%%

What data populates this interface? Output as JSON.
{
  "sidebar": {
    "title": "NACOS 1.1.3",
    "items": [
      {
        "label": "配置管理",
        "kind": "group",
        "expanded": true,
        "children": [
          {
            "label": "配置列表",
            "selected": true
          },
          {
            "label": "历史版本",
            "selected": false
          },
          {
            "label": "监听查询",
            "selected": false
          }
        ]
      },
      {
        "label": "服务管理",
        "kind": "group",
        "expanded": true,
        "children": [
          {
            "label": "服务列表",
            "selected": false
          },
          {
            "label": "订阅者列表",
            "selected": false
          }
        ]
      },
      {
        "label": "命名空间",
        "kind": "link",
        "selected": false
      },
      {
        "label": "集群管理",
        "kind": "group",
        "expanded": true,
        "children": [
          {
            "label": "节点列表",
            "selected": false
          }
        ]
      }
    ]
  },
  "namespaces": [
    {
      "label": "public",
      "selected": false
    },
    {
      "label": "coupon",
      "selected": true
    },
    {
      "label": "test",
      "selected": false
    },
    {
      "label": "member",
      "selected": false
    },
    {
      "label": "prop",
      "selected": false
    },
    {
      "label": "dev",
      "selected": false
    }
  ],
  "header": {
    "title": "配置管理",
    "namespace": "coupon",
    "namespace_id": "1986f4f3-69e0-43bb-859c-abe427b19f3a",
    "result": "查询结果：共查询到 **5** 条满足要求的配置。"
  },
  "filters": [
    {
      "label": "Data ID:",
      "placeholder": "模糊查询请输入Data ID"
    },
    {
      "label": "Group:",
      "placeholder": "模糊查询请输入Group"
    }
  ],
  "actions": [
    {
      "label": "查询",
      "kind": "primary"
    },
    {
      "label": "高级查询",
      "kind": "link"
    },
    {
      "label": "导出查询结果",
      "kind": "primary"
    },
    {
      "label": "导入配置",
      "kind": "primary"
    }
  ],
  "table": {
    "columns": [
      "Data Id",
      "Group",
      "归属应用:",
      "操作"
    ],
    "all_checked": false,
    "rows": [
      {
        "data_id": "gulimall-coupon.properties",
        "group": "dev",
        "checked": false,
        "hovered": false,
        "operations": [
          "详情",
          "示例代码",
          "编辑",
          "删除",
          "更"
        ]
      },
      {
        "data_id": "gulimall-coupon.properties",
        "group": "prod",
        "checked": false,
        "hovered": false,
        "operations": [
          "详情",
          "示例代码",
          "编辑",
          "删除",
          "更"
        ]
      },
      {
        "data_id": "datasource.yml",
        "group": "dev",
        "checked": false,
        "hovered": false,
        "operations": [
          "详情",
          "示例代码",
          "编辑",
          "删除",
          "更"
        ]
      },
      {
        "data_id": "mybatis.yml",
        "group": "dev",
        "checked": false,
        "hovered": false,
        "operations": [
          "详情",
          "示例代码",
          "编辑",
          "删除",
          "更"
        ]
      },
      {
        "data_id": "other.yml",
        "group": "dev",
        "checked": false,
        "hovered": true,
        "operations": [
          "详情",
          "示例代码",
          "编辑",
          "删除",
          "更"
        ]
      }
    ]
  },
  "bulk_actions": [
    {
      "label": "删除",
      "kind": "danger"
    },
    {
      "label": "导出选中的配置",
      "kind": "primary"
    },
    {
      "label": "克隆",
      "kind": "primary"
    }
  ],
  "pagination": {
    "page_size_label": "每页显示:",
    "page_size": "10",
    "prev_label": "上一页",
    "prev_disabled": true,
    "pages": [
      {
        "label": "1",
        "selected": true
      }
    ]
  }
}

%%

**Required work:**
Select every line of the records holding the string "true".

**Answer to the problem:**
        "expanded": true,
            "selected": true
        "expanded": true,
        "expanded": true,
      "selected": true
        "hovered": true,
    "prev_disabled": true,
        "selected": true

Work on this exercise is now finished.